Due to funding limitations the re-usability plan for the space shuttle was drastically scaled back. The space shuttle was a very complex vehicle, and the idea for using it for everything NASA originally wanted it to do did not pan out. This lead to expendable launch vehicles coming back into use for orbiting satellites, robotic probes, and other unmanned cargo as it was cheaper and more reliable.

This does not mean re-usability is a bad idea though, however it does mean the concept of a reusable spacecraft may need to be re-evaluated. Recently NASA revealed that their new spacecraft intended for use in manned missions, called the Orion Multi-Purpose Crew Vehicle, is intended to be reusable. However unlike the space shuttle, this time they are only intending the re-usability to be for a specific part of the vehicle, the re-entry capsule that returns to Earth. The capsule, which is more like the original Apollo capsules than the Space Shuttle, will return to Earth and make water landings aided by parachute descent. A problem with water landings though is that salt water is very corrosive to on board electronics.

Part of Orion’s re-usability is that the majority of the electronics are in the crew capsule itself unlike Apollo, and are not intended to be replaced after each flight. This is done by placing the electronics in the pressurized section of the capsule that the astronauts ride in to protect them from the salt water. Exterior equipment will be sealed to protect them from water and other hazards like dust and micrometeors. The electronics will also be very simple so that they can be upgraded over time as needed, and thus require fewer replacements for different missions. The only part of the capsule that is not reusable is the ablative heat shield which will melt away during re-entry. While needing replacing for a new mission, it will require less effort than inspecting thermal tiles such as on the space shuttle, despite the weight cost of ablative shielding.

This leads to an obvious question, what about the rest of the Orion spacecraft, or of the Space Launch System rocket that will carry it as a whole? The service module for the Orion spacecraft is, for the foreseeable future, not going to be reusable. The Orion service module, which is designed after the ATV cargo vehicle used by the European Space Agency, will be detached before re-entry and burn up in the atmosphere. However, NASA has not discounted the idea of reusing the service module in the future by leaving them in orbit as satellites to be refueled so that future crew modules could be sent up alone and docked with them. This is still a speculative idea though as an on orbit refueling system does not yet exist. As for the rest of the Space Launch System rocket, the solid rocket boosters would be reused from the Space Shuttle Program. Future variants based on the same technology would also likely be reusable. However, the rest of the rocket would likely be made as an expendable launch system for increased reliability and lower maintenance costs much like the current class of expendable launch vehicles.

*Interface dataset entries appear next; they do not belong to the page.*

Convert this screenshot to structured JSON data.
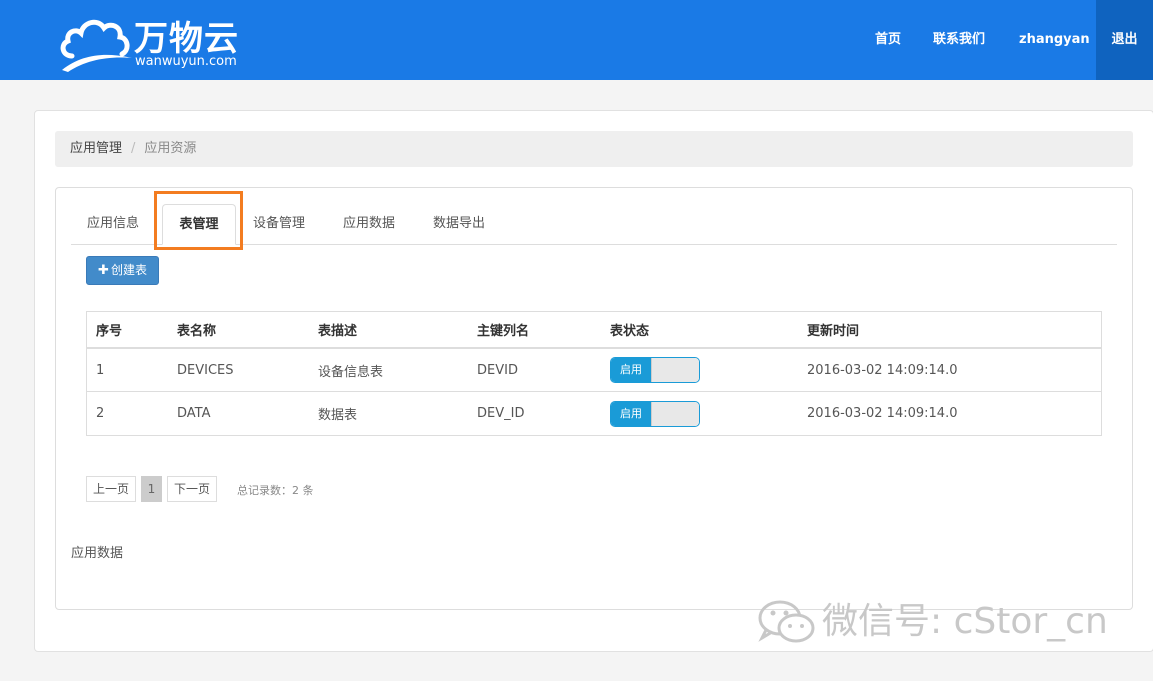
{
  "header": {
    "logo_main": "万物云",
    "logo_sub": "wanwuyun.com",
    "nav": {
      "home": "首页",
      "contact": "联系我们",
      "user": "zhangyan",
      "logout": "退出"
    },
    "brand_color": "#1a7ae6"
  },
  "breadcrumb": {
    "items": [
      "应用管理",
      "应用资源"
    ],
    "separator": "/"
  },
  "tabs": [
    {
      "label": "应用信息",
      "active": false
    },
    {
      "label": "表管理",
      "active": true
    },
    {
      "label": "设备管理",
      "active": false
    },
    {
      "label": "应用数据",
      "active": false
    },
    {
      "label": "数据导出",
      "active": false
    }
  ],
  "toolbar": {
    "create_label": "创建表",
    "create_icon": "plus-icon"
  },
  "table": {
    "columns": [
      "序号",
      "表名称",
      "表描述",
      "主键列名",
      "表状态",
      "更新时间"
    ],
    "rows": [
      {
        "index": "1",
        "name": "DEVICES",
        "description": "设备信息表",
        "primary_key": "DEVID",
        "status": "启用",
        "updated": "2016-03-02 14:09:14.0"
      },
      {
        "index": "2",
        "name": "DATA",
        "description": "数据表",
        "primary_key": "DEV_ID",
        "status": "启用",
        "updated": "2016-03-02 14:09:14.0"
      }
    ]
  },
  "pagination": {
    "prev": "上一页",
    "current": "1",
    "next": "下一页",
    "total": "总记录数：2 条"
  },
  "section_title": "应用数据",
  "watermark": {
    "text": "微信号: cStor_cn",
    "icon": "wechat-icon"
  },
  "colors": {
    "accent": "#f37c20",
    "switch_on": "#1a9bd7",
    "button": "#428bca"
  }
}
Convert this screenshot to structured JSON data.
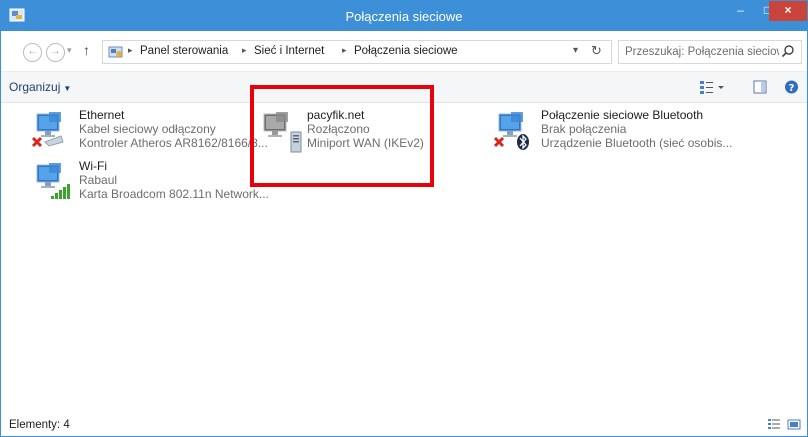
{
  "window": {
    "title": "Połączenia sieciowe",
    "accent": "#3d8fd8",
    "close_color": "#c9443a",
    "controls": {
      "minimize": "–",
      "maximize": "□",
      "close": "×"
    }
  },
  "nav": {
    "back_glyph": "←",
    "forward_glyph": "→",
    "up_glyph": "↑",
    "refresh_glyph": "↻",
    "breadcrumb": [
      "Panel sterowania",
      "Sieć i Internet",
      "Połączenia sieciowe"
    ],
    "search_placeholder": "Przeszukaj: Połączenia sieciowe"
  },
  "command_bar": {
    "organize_label": "Organizuj",
    "icons": [
      "change-view-icon",
      "preview-pane-icon",
      "help-icon"
    ]
  },
  "connections": [
    {
      "name": "Ethernet",
      "status": "Kabel sieciowy odłączony",
      "device": "Kontroler Atheros AR8162/8166/8...",
      "icon": "ethernet-disconnected-icon"
    },
    {
      "name": "pacyfik.net",
      "status": "Rozłączono",
      "device": "Miniport WAN (IKEv2)",
      "icon": "vpn-wan-icon"
    },
    {
      "name": "Połączenie sieciowe Bluetooth",
      "status": "Brak połączenia",
      "device": "Urządzenie Bluetooth (sieć osobis...",
      "icon": "bluetooth-network-icon"
    },
    {
      "name": "Wi-Fi",
      "status": "Rabaul",
      "device": "Karta Broadcom 802.11n Network...",
      "icon": "wifi-connected-icon"
    }
  ],
  "highlight_color": "#e8000b",
  "status_bar": {
    "count_text": "Elementy: 4"
  }
}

The cylindrical service module will not be reusable unless it can be re-purposed in orbit by future refueling techniques.

The cylindrical service module will not be reusable unless it can be re-purposed in orbit by future refueling techniques.

The increased use of expendable launch vehicles for reliability has happened in part due to the fact that the space shuttle’s long turnaround time in processing made it unfeasible to be used for all launches into Earth orbit. More frequent and less risky unmanned launches could be made with expendable rockets like the Atlas V and Delta IV while the space shuttle became a dedicated manned vehicle, which decreased the usefulness of its design. In many ways the space shuttle became a symbol of the spacecraft we deserved, but not the one that we needed anymore due to the reduced scope of the original Space Transportation System plan and the post-flight processing issues inherent in the reusable design. Future rockets will likely look at re-usability more like what is being done with Orion and SLS with the main rocket sacrificing re-usability for safety and reliability and the main spacecraft being more reusable.

The dream of a fully reusable rocket system is not entirely dead. The Falcon 9 rocket developed by SpaceX is currently an expendable launcher. However, ambitious plans are in the works to eventually upgrade the rocket to become mostly reusable to the point where entire rocket stages will return to Earth and land themselves back on the pad. Current feasibility testing is underway, but this is an ambitious plan which presents great possibilities for the future of space exploration. Since NASA is intended to be one of SpaceX’s primary customers it could one day have access to a cheap reusable launch system if everything goes as planned. If so the precedent may be set for a future of more robust and reusable launch vehicles, enabling humanity to finally achieve cheaper access to space.

Watch the video below to see the testing of SpaceX’s Grasshopper rocket, the first step toward a reusable rocket system.



A future for humanity in space relies on such innovative ideas. But this cannot be achieved without proper funding. NASA can do a lot more with an increased budget that wouldn’t require much sacrifice from elsewhere. If you think NASA deserves a bigger budget, let your representatives in Congress know by using this tool: http://www.penny4nasa.org/take-action